Emmy the Great at Islington Assembly HallCultureMusicLive music
Following a recent hiatus, Emmy the Great is back in full swing with her new album Second Love, a contemplative and contemporary sound stimulated by her personal evolution as both artist and individual. As she takes her place on stage, ready to share her story, she resonates a sense of stillness and calm. The crowd members smile in contentment, as though they have come to see a friend play.
The venue is warm and inviting, and for a sold-out performance, there is a surprising amount of space around which to meander and enjoy the view from wherever one pleases, without any pushing or shoving. The audience are a real mixed bag, but are genuine lovers of the music and, it seems, Emmy as a person. She effortlessly engages the crowd with her backstories, personal experiences and inspiration for the songs, in a gentle voice and with humorous anecdotes, at times even inviting crowd participation.

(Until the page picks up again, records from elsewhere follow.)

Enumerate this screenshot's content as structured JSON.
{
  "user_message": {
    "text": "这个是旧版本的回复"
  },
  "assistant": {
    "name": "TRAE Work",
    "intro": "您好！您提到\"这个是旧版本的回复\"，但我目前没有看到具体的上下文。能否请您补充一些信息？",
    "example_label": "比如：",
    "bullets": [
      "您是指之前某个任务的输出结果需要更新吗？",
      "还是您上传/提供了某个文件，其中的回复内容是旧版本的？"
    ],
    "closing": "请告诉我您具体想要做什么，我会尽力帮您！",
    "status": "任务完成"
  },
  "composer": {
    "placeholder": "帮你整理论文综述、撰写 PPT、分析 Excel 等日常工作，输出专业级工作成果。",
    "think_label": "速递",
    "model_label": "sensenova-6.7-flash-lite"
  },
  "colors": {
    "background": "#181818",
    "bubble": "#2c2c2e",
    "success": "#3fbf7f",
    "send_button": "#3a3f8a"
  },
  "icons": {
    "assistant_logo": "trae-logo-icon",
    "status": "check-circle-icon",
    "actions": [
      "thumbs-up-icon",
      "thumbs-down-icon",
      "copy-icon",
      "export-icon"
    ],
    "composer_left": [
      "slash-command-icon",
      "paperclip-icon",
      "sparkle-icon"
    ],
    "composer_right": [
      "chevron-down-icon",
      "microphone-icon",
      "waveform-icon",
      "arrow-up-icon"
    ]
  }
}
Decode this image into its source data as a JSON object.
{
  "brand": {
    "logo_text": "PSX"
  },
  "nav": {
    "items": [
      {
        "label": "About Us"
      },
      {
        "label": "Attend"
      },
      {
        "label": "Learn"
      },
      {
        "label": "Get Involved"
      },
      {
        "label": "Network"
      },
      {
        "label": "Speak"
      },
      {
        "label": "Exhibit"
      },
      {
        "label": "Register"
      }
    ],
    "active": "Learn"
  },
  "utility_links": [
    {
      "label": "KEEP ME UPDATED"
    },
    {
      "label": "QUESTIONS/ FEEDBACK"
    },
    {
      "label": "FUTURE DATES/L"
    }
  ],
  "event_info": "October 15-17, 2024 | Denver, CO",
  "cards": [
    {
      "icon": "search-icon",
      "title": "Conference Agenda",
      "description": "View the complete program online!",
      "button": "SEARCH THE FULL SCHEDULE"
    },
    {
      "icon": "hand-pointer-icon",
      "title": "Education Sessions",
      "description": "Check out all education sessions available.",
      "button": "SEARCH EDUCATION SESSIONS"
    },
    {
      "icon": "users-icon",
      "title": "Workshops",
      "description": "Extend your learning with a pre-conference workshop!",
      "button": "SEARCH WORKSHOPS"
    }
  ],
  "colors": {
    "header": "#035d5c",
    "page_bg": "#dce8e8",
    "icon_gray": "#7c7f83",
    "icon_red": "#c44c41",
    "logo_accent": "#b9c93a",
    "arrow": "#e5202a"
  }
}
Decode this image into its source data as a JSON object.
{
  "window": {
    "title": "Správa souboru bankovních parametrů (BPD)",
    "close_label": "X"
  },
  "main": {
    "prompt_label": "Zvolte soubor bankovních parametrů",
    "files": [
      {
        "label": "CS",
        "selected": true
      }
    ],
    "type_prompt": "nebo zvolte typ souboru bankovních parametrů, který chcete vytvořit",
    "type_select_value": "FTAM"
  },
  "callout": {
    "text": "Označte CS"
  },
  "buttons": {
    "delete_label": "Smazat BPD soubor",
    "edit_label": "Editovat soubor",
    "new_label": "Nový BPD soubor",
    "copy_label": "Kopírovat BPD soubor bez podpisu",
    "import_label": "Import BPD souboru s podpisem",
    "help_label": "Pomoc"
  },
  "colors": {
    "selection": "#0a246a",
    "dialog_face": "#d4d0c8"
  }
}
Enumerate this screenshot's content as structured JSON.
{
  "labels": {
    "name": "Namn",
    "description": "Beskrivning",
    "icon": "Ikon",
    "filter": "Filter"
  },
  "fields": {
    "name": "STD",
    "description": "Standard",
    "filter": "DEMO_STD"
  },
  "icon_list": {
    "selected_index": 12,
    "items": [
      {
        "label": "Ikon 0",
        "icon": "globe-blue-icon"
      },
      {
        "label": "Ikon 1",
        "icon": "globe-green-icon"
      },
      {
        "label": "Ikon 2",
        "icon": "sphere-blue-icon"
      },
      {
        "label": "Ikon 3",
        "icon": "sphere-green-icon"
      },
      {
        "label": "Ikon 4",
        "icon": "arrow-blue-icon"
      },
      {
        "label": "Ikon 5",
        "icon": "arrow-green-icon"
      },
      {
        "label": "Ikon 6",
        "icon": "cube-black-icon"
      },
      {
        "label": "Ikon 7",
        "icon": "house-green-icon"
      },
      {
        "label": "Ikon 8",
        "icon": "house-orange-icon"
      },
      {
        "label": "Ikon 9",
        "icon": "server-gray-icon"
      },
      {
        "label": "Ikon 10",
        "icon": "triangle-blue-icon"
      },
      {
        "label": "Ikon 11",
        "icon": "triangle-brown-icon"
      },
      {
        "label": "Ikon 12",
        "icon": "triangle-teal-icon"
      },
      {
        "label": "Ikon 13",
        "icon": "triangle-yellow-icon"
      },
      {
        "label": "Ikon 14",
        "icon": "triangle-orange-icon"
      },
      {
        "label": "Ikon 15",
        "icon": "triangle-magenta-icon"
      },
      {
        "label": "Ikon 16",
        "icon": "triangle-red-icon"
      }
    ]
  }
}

Emmy opens with her solo of The Hypnotist’s Son, the vocals of which are enchanting, with a beautiful balance of reverb and delay that everyone stops in their tracks to listen to. The band then join in from song two, Dinosaur Sex, and deliver a range of pop and folk tales – old and new, some more captivating than others – including Part of Me, a hypnotic fairground tale of love and isolation, Social Halo which is comically introduced as “a song about texting”, and We Almost Had a Baby, which transports the viewer back to a 50s prom, with disco ball lights glittering around the auditorium. The warm harmonies of Algorithm and Tom Fleming’s appearance for crowd pleaser Swimming Pool are pleasantly received, but First Love is the resolute favourite of the night, along with encore number Canopies and Grapes, which receives huge applause at the mention of Bowie (RIP), and 2009 hit MIA.
Bearing a likeness to contemporary artists Lana del Ray and FKA Twigs, but more charming than edgy, Emmy the Great demonstrates her flair for songwriting, and delivers a contemporary soundscape that feels like it would be an ideal soundtrack for a long journey, with downtempo, mellow beats that cross genres of dream pop, indie folk and in some instances, modern day RnB.
Photos: Erol Birsen
For further information about Emmy the Great and future events visit here.
Watch the video for Algorithm here: